FFFF: 22 Minutes on John Baird

Because it’s related to E. Cain’s post from this morning, I thought I’d share this clip from This Hour Has 22 Minutes about John Baird’s temper for your Friday Feminist Funny Film.



Posted on by Jarrah Hodge in Can-Con, FFFF, Politics Leave a comment

Baird is Parliamentarian of the Year?: Oh Hell No!

by E. Cain

Today I want to write about the antiquated masculine culture which permeates Canadian Politics. If you’ve ever watched Question Period, then you know what I’m talking about.  Politics is one of the few professions in this country where is considered acceptable (even encouraged) to point fingers, scream, yell, bang on desks and berate your colleagues.

One politician who has built a reputation for himself based on this abhorrent behaviour is the Conservative Minister of Transport, Infrastructure and Communities, John Baird. The Globe and Mail writes “[Baird has] gained a reputation as an attack dog, screaming responses to opposition questions, insulting and snarling at any who have the audacity to challenge him.”

Minister John Baird

Charming right? Well, today Baird was named Parliamentarian of the Year in Macleans magazine. This honour is bestowed by the Canadian Members of Parliament. They are asked to vote in several categories (their votes are converted into a points system to ensure that larger parties don’t have an advantage). This year, 202 MPs voted (nearly 70%).

The accompanying Maclean’s article gushes about Baird, including: his leadership marshalling the Accountability Act and overseeing billions of dollars in federal stimulus money; his role as Harper’s #2; and his behind-the-scenes ability to schmooze with the best of them.

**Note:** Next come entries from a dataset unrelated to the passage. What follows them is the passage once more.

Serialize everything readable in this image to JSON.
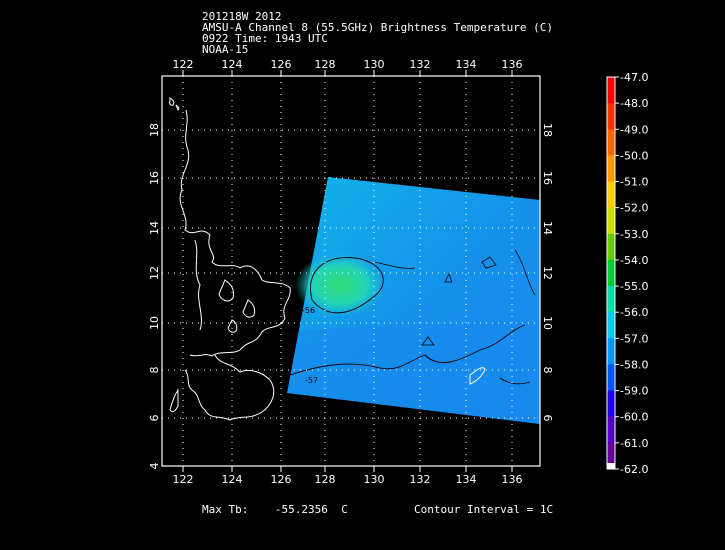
{
  "header": {
    "line1": "201218W 2012",
    "line2": "AMSU-A Channel 8 (55.5GHz) Brightness Temperature (C)",
    "line3": "0922 Time: 1943 UTC",
    "line4": "NOAA-15"
  },
  "map": {
    "lon_ticks": [
      "122",
      "124",
      "126",
      "128",
      "130",
      "132",
      "134",
      "136"
    ],
    "lat_ticks": [
      "18",
      "16",
      "14",
      "12",
      "10",
      "8",
      "6",
      "4"
    ],
    "lon_range": [
      121,
      137.2
    ],
    "lat_range": [
      4,
      19.5
    ],
    "contour_labels": [
      "-56",
      "-57"
    ]
  },
  "colorbar": {
    "labels": [
      "-47.0",
      "-48.0",
      "-49.0",
      "-50.0",
      "-51.0",
      "-52.0",
      "-53.0",
      "-54.0",
      "-55.0",
      "-56.0",
      "-57.0",
      "-58.0",
      "-59.0",
      "-60.0",
      "-61.0",
      "-62.0"
    ],
    "colors": [
      "#ff0000",
      "#ff3300",
      "#ff6600",
      "#ff9900",
      "#ffcc00",
      "#ccdd00",
      "#66cc00",
      "#00cc33",
      "#00ddaa",
      "#00ccee",
      "#0099ff",
      "#0055ff",
      "#2200ee",
      "#5500cc",
      "#660099",
      "#ffffff"
    ]
  },
  "footer": {
    "max_tb": "Max Tb:    -55.2356  C",
    "contour_interval": "Contour Interval = 1C"
  }
}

While this may all be true, when I heard that Baird was the recipient of this honour, my first reaction was: Oh Hell No!

John Baird is one of the most disrespectful politicians in the Canadian government. This is his public persona. This is what he is known for. In a previous blog article on gendered media coverage of politicians, I wrote about Baird’s ‘emotional outburst’ last summer which resulted in him telling the city of Toronto to ‘f- off.’  Sadly, this is not unusual behaviour for Baird. In fact, on the very same day he was named Parliamentarian of the Year, he showed up uninvited to a committee hearing. He then berated the Chair, Liberal MP Yasmin Ratansi, implying she was unintelligent and referring to her by her first name, and lashed out at another committee member Liberal MP Siobhan Coady.

To hammer home my point – the confrontational, adversarial nature of Canadian politics is identified as one of the main reasons why women don’t run for political office. This does not mean that women are weak. It means that many women don’t want to go to work every day and have to deal with disrespectful men. It makes for a hostile working environment, it’s demoralizing and downright counter-productive.

Over the years, countless politicians – of both genders and of all political stripes – have called for a change in this ‘blood sport’ mentality present in Canadian Politics. For this reason, I have to say that I was shocked John Baird was named Parliamentarian of the Year! He represents the epitome of what needs to change in Canadian politics. He should not be rewarded; a better course of action would be to reprimand him for his unacceptable behaviour and recommend anger management.


Posted on by E. Cain in Can-Con, Feminism, Politics 2 Comments